The Space Serpent

Battle Of The PlanetsA recent series of earthquakes gets Chief Anderson’s attention. One of the leading seismologists in the country, Dr. Harlon, talks to his old student Mark about the unusual quakes, which are occurring far away from known fault lines. But before they can catch up on old times, another quake strikes, and Dr. Harlon falls into the resulting crack in the ground and is killed. Mark takes his teacher’s death hard, but not as hard as Harlon’s daughter Debbie. Taking it upon himself to personally find the cause of the earthquakes and prevent them from happening again, Mark goes rogue, leaving the rest of G-Force out of the action as he searches for Spectra’s latest monstrous creation – a giant metallic serpent burrowing under the surface of Earth. This foe is more than Mark can handle alone, though – and the rest of his colleagues have to break out the big guns to save the world from Zoltar’s latest scheme.

written by Jameson Brewer
directed by Hisayuki Toriumi
music by Hoyt Curtin and Bob Sakuma

Voice Cast: Casey Kasem (Mark), Ronnie Schell (Jason), Janet Waldo (Princess / Susan), Alan Young (7-Zark-7 / Keyop), Alan Dinehart Jr. (Tiny / Chief Anderson), Keye Luke (Zoltar)

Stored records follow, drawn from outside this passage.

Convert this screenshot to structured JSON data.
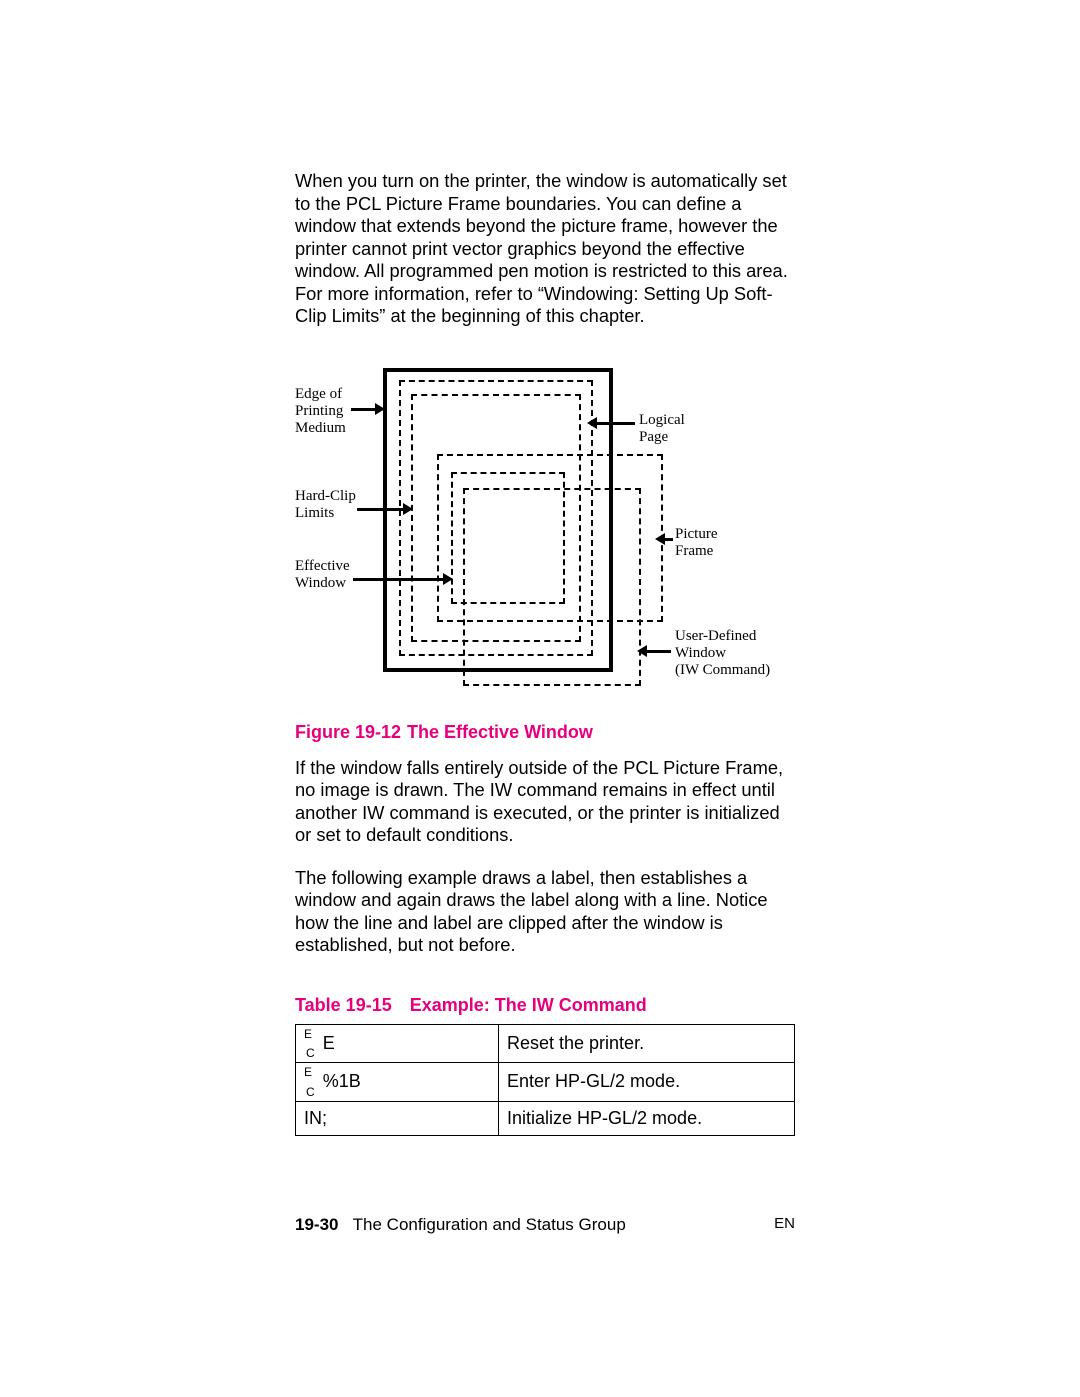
{
  "paragraphs": {
    "p1": "When you turn on the printer, the window is automatically set to the PCL Picture Frame boundaries. You can define a window that extends beyond the picture frame, however the printer cannot print vector graphics beyond the effective window. All programmed pen motion is restricted to this area. For more information, refer to “Windowing: Setting Up Soft-Clip Limits” at the beginning of this chapter.",
    "p2": "If the window falls entirely outside of the PCL Picture Frame, no image is drawn. The IW command remains in effect until another IW command is executed, or the printer is initialized or set to default conditions.",
    "p3": "The following example draws a label, then establishes a window and again draws the label along with a line. Notice how the line and label are clipped after the window is established, but not before."
  },
  "figure": {
    "label": "Figure 19-12",
    "title": "The Effective Window",
    "labels": {
      "edge": "Edge of\nPrinting\nMedium",
      "hardclip": "Hard-Clip\nLimits",
      "effwin": "Effective\nWindow",
      "logical": "Logical\nPage",
      "picframe": "Picture\nFrame",
      "userwin": "User-Defined\nWindow\n(IW Command)"
    }
  },
  "table": {
    "title": "Table 19-15 Example: The IW Command",
    "rows": [
      {
        "cmd_pre": "E",
        "cmd_sub": "C",
        "cmd_post": "E",
        "desc": "Reset the printer."
      },
      {
        "cmd_pre": "E",
        "cmd_sub": "C",
        "cmd_post": "%1B",
        "desc": "Enter HP-GL/2 mode."
      },
      {
        "cmd_plain": "IN;",
        "desc": "Initialize HP-GL/2 mode."
      }
    ]
  },
  "footer": {
    "page_num": "19-30",
    "section": "The Configuration and Status Group",
    "lang": "EN"
  }
}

Battle Of The PlanetsNote: Astonishingly by today’s standards, the scenes of the seismologist lighting up and smoking a cigarette are left in; then again, it was the 1970s. At any point past the early 1980s, the scenes would’ve been edited to avoid the smoking, or the conversation would’ve been cut altogether, or – as often happened when people were seen to meet grisly ends in Battle Of The Planets – 7-Zark-7 would’ve mentioned that it’s okay for him to smoke because he’s a robot. (Okay, maybe not.) The U.N. fighter jets – all of which have canopies for pilots – are said to be “robot controlled fighters.” Other lessons learned in this episode: it’s okay to put the firing switch for nuclear weapons in the hands of an untrained (and possibly teenage) civilian, so long as she refuses to fire them because seeking revenge is bad. (The scene of her firing the weapon – as actually happened in the original Gatchaman episode – is skipped, and we hear via voice-over that Jason lets the nukes fly instead. Which is perfectly acceptable.) For the corresponding episode of Kagaku Ninjatai Gatchaman, click here.

LogBook entry by Earl Green